Day 2's goal: Find water.
Breakfast is a 100-calorie packet of Orange Burst GU Energy Gel with caffeine, five chocolate-covered almonds, and the last swallow of water. I hoist the pack and only then notice that it's sitting atop a large white bone. Elk tibia, perhaps, or wolf femur? Whacked hard against a tree, it breaks. An omen?
For the next hour, I slog downhill through saplings and thickets. Rocky soil gives way to soggy muck. Near a copse of yellow aspens, a spring trickles from the black earth. I follow the water's desultory progress. Sometimes the flow disappears underground entirely--like a lost hope. I consider turning back and filling the bottles with a slurry of muddy water. But then I press on, not willing to capitulate so easily.
The downslope flattens, and sunlight pokes through the high canopy. At the edge of the forest and another boggy meadow, I encounter a trail, less than a foot wide, meandering from the southwest toward the northeast. It's at this point that I hear much louder water--the rush of an actual stream concealed hundreds of yards away in the gorse-covered muck.
For the first time in the wilderness, I face a consequential choice. If I try to reach the stream while carrying my pack and fall into the water, I risk fouling the beacon and satellite phone alike. If I leave the backpack behind on dry land and can't get back to it, I'll lose not only the safety net but food and shelter, too.
Eventually, like any true believer, I take a leap of blind faith. I lean the pack against a tall tree that I hope I'll see from the distance. I take out my compass and head due east, toward the sound of the stream. It takes 10 minutes to find the creek, which is gin clear and gorgeously sun-dappled. Carefully, I lower myself down the slick bank and fill both bottles, check the compass again, then head back due west. Only when I can actually touch my pack again does my heart rate begin returning to normal. It's barely 10:30 a.m., and I've met Day 2's goal. Goal 3: find my way out of here.
Unlike most lost hikers, I have no illusion that salvation--the trailhead, my campsite, a partner--is just out of sight, so I refrain from crashing through the forest in a panic. Instead, I do what most lost hikers should do: refuel and rethink. I break out the stove, instant coffee, a packet of freeze-dried beef and noodles, and several of the maps.
After brunch and a short, restorative nap, I drink a half-liter of water and check the maps. The adjacent creek meanders in a semi-southerly direction, through hills oriented east-west. But there must be dozens, if not hundreds, of creeks that follow this same general pattern. And that's just on the first map I happen to grab, which shows the southeast quadrant of the Frank's south half.

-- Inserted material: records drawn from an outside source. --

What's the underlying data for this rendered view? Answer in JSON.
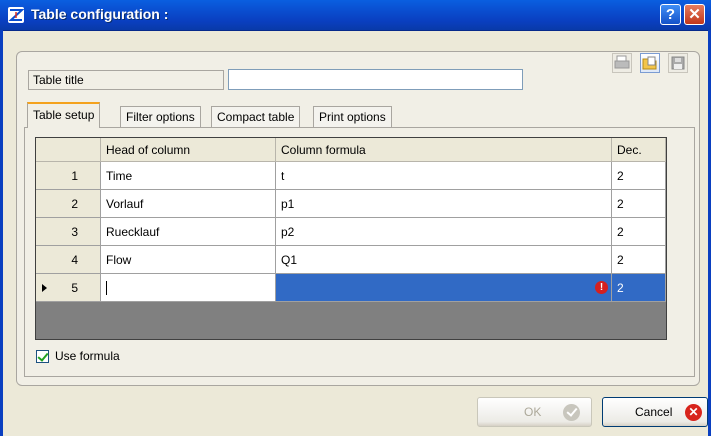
{
  "window": {
    "title": "Table configuration :",
    "help_button": "?",
    "close_button": "✕"
  },
  "toolbar": {
    "icons": [
      "print-icon",
      "open-folder-icon",
      "save-icon"
    ]
  },
  "table_title": {
    "label": "Table title",
    "value": ""
  },
  "tabs": [
    {
      "label": "Table setup",
      "active": true
    },
    {
      "label": "Filter options",
      "active": false
    },
    {
      "label": "Compact table",
      "active": false
    },
    {
      "label": "Print options",
      "active": false
    }
  ],
  "grid": {
    "columns": [
      "",
      "Head of column",
      "Column formula",
      "Dec."
    ],
    "rows": [
      {
        "num": "1",
        "head": "Time",
        "formula": "t",
        "dec": "2"
      },
      {
        "num": "2",
        "head": "Vorlauf",
        "formula": "p1",
        "dec": "2"
      },
      {
        "num": "3",
        "head": "Ruecklauf",
        "formula": "p2",
        "dec": "2"
      },
      {
        "num": "4",
        "head": "Flow",
        "formula": "Q1",
        "dec": "2"
      },
      {
        "num": "5",
        "head": "",
        "formula": "",
        "dec": "2"
      }
    ],
    "error_glyph": "!"
  },
  "use_formula": {
    "label": "Use formula",
    "checked": true
  },
  "buttons": {
    "ok": "OK",
    "cancel": "Cancel",
    "cancel_glyph": "✕"
  }
}
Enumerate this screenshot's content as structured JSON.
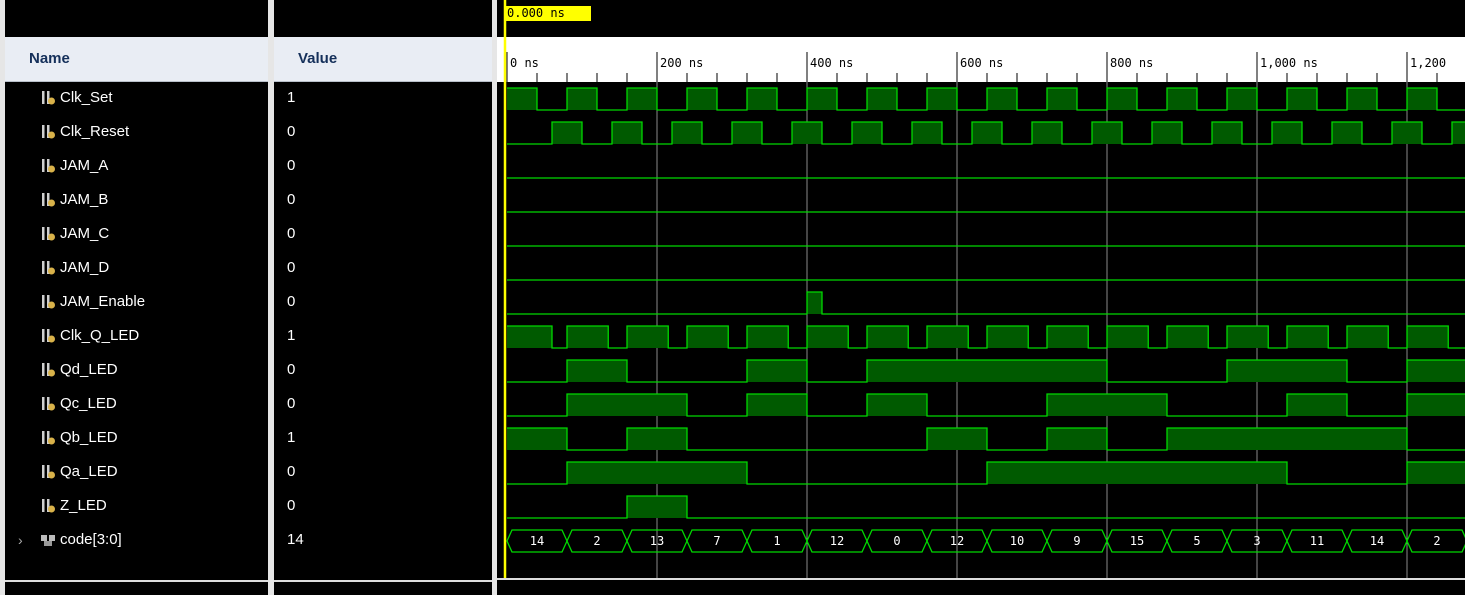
{
  "cursor_label": "0.000 ns",
  "columns": {
    "name": "Name",
    "value": "Value"
  },
  "ruler": [
    "0 ns",
    "200 ns",
    "400 ns",
    "600 ns",
    "800 ns",
    "1,000 ns",
    "1,200"
  ],
  "signals": [
    {
      "name": "Clk_Set",
      "value": "1",
      "icon": "logic-signal-icon"
    },
    {
      "name": "Clk_Reset",
      "value": "0",
      "icon": "logic-signal-icon"
    },
    {
      "name": "JAM_A",
      "value": "0",
      "icon": "logic-signal-icon"
    },
    {
      "name": "JAM_B",
      "value": "0",
      "icon": "logic-signal-icon"
    },
    {
      "name": "JAM_C",
      "value": "0",
      "icon": "logic-signal-icon"
    },
    {
      "name": "JAM_D",
      "value": "0",
      "icon": "logic-signal-icon"
    },
    {
      "name": "JAM_Enable",
      "value": "0",
      "icon": "logic-signal-icon"
    },
    {
      "name": "Clk_Q_LED",
      "value": "1",
      "icon": "logic-signal-icon"
    },
    {
      "name": "Qd_LED",
      "value": "0",
      "icon": "logic-signal-icon"
    },
    {
      "name": "Qc_LED",
      "value": "0",
      "icon": "logic-signal-icon"
    },
    {
      "name": "Qb_LED",
      "value": "1",
      "icon": "logic-signal-icon"
    },
    {
      "name": "Qa_LED",
      "value": "0",
      "icon": "logic-signal-icon"
    },
    {
      "name": "Z_LED",
      "value": "0",
      "icon": "logic-signal-icon"
    },
    {
      "name": "code[3:0]",
      "value": "14",
      "icon": "bus-signal-icon"
    }
  ],
  "bus_values": [
    "14",
    "2",
    "13",
    "7",
    "1",
    "12",
    "0",
    "12",
    "10",
    "9",
    "15",
    "5",
    "3",
    "11",
    "14",
    "2"
  ],
  "colors": {
    "wave": "#00d800",
    "fill": "#005a00",
    "cursor": "#ffff00",
    "grid": "#8a8a8a"
  }
}
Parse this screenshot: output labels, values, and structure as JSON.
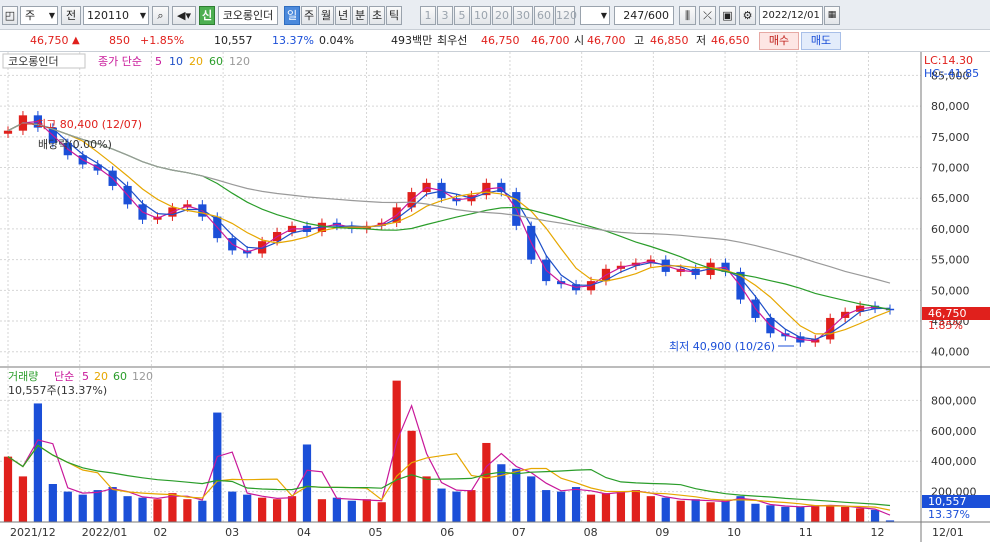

At this point, I'm still hoping to stumble upon an incontrovertible landmark--an Ayers Rock of the Frank, if you will--that I can use to pinpoint my location. My fallback strategy--not so much a Plan B as a Plan F given its likelihood of success--is to pick some direction and follow it unwaveringly to salvation or demise, whichever comes first. I am certain, for instance, that if I just travel east long enough, I will get back home to Pittsburgh, albeit most likely not before 2017.
I fold up the map and head back toward the trail I crossed over earlier, resolving to take it wherever it leads. Twenty minutes later, the path widens, and the first prickling of humiliation creeps over my skin. I round a bend and spy a rough-hewn sign: Stonebraker Ranch: Hunting and Fishing Permitted. One ramshackle building looks distressingly familiar. Five minutes later, I'm back at the airstrip.
In a voice heavy with shame, I record:
I've just spent a day climbing over dead trees and wading through muck, all to end up exactly where I started. Maybe this is some fail-safe mechanism evolution has instilled in simpletons like me, to keep us from wandering off too far.
In the distance, high mountains stretch to the north and east. I tell myself they're the Bitterroots, though this is just a guess. Self-disgust now trumps all sense of fatigue. Surely if I march toward these summits, I can stop the aimless circling I've mistaken for progress. Perhaps if I lose myself completely, I'll have a chance to find the way back for real.